DUBAI // A civil rights group in America has told Emiratis with US travel plans they have nothing to fear after a UAE national was falsely accused of terrorist activity while checking into an Ohio hotel.
The reassurance came after the heavy-handed arrest of businessman Ahmed Al Menhali in the small town of Avon, an incident that sparked anger in the UAE and US.
Criminal charges could yet be brought against the hotel clerk for making false claims that Mr Al Menhali pledged allegiance to ISIL while checking in.
Mr Al Menhali received hospital treatment after suffering a panic attack because of the incident. The mayor of Avon and police have since issued an apology.
Washington’s American-Arab Anti-Discrimination Committee (ADC), a civil rights organisation committed to defending the rights of people of Arab descent, spoke out to cool diplomatic tensions, after the UAE Government issued a warning about Emiratis wearing national dress while overseas.
Committee spokesman Abed Ayoub encouraged Emiratis to continue wearing traditional dress but advised caution when visiting provincial areas.
“Unfortunately, once we heard about Ohio, we were not surprised,” said Mr Ayoub, an American-born Arab Muslim.
“With the rhetoric we have in the US, the rise of xenophobia and Islamophobia is affecting us all.
“We’ve seen cases of women wearing hijab being singled out or profiled, so it was not a surprise a man wearing this kind of dress would be involved in an incident sooner or later.”
The committee aims to protect civil rights, investigate hate crimes and profiling against Arabs in the US. Its legal department handles discrimination cases on a pro-bono basis.
The story resonated in Washington’s Islamic and Arab communities and also sparked fierce debate.
“Larger cites are more cosmopolitan, so there is more community understanding of cultural sensitivities,” Mr Ayoub said. “When you go to smaller towns, they will have seen few Arabs or Muslims before, so the kind of reaction we saw in Ohio is more likely.”

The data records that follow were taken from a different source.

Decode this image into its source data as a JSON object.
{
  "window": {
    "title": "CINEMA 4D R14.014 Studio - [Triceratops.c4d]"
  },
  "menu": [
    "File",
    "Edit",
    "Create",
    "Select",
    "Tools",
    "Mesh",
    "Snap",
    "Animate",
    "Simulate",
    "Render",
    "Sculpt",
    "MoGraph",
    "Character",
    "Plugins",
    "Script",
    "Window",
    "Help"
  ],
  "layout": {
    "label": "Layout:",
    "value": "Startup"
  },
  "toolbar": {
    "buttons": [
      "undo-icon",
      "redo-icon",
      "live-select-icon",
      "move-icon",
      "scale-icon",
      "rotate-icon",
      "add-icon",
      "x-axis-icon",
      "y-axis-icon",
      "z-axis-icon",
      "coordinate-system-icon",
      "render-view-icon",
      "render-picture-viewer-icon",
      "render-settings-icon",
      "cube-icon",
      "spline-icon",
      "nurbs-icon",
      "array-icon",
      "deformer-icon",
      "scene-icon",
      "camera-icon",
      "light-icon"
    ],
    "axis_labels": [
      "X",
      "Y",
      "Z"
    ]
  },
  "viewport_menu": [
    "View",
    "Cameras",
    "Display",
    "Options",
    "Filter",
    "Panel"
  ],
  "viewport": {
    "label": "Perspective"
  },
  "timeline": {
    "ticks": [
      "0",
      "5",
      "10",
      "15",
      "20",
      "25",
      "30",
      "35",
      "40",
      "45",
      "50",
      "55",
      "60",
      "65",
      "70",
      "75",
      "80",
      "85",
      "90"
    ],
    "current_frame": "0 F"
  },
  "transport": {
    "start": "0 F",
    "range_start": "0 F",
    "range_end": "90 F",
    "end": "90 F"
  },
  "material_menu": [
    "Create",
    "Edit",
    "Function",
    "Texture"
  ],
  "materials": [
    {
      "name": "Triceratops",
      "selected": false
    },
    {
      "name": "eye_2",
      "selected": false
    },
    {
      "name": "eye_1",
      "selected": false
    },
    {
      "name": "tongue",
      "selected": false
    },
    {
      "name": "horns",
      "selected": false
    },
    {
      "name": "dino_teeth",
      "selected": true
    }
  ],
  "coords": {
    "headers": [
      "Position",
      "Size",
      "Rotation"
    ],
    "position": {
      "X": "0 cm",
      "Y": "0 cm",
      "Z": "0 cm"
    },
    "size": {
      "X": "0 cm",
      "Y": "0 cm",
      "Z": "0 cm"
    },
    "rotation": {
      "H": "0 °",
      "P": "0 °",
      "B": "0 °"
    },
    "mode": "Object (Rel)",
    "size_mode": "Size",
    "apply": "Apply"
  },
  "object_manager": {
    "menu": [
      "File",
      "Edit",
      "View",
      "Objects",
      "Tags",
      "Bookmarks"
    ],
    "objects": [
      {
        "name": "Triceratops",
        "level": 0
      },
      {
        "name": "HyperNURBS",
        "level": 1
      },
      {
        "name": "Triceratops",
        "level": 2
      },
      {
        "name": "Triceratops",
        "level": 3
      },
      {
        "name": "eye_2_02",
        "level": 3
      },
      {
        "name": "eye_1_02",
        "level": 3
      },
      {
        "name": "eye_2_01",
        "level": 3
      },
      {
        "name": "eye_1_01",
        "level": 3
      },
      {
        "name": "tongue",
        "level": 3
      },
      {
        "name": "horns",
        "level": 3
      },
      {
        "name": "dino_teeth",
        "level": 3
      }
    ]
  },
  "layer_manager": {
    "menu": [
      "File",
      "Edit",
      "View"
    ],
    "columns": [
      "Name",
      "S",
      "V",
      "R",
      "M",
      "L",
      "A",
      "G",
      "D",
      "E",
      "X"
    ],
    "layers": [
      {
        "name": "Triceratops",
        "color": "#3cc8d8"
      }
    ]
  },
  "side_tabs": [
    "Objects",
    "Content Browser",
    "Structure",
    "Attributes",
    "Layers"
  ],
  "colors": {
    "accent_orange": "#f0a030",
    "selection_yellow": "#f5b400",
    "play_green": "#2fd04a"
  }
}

On Saturday, the Ministry of Foreign Affairs and International Cooperation advised Emiratis against wearing traditional dress when travelling to minimise the risk of similar incidents.
The anti-discrimination committee understood the response but encouraged visiting Emiratis to continue as normal.
“We understand the UAE Government’s reasoning behind the decision to advise caution against wearing national dress,” Mr Abed said.
“Their citizens must be put first and they must ensure they are safe overseas. We hope it is not permanent, because we want all international people to be able to travel safely and be who they are. Emiratis should not worry and plan their trip as normal.
“If someone feels they are profiled, they can call an organisation like the ADC, or the embassy and they can help to remedy the situation.
“It is not something that should deter them from coming here or force them to change their plans.”
In Avon, the county prosecutor is considering asking a grand jury to press criminal charges against the hotel clerk who made the allegations against Mr Al Menhali to police.
“This is the process we follow in such situations,” said Avon mayor Bryan Jensen.
“The police investigate. The prosecutor considers everything the police have collected and decides whether to pursue charges with a grand jury,” he said.
Avon police chief Richard Bosley encouraged people to report suspicious activity based on fact, rather than speculation.
“What someone reports to the police has a dramatic impact on how police respond,” he said.
“You can put onlookers and our own officers in unnecessary danger if you report untrue information.”
* Additional reporting by Naser Al Remeithi
Source: uae news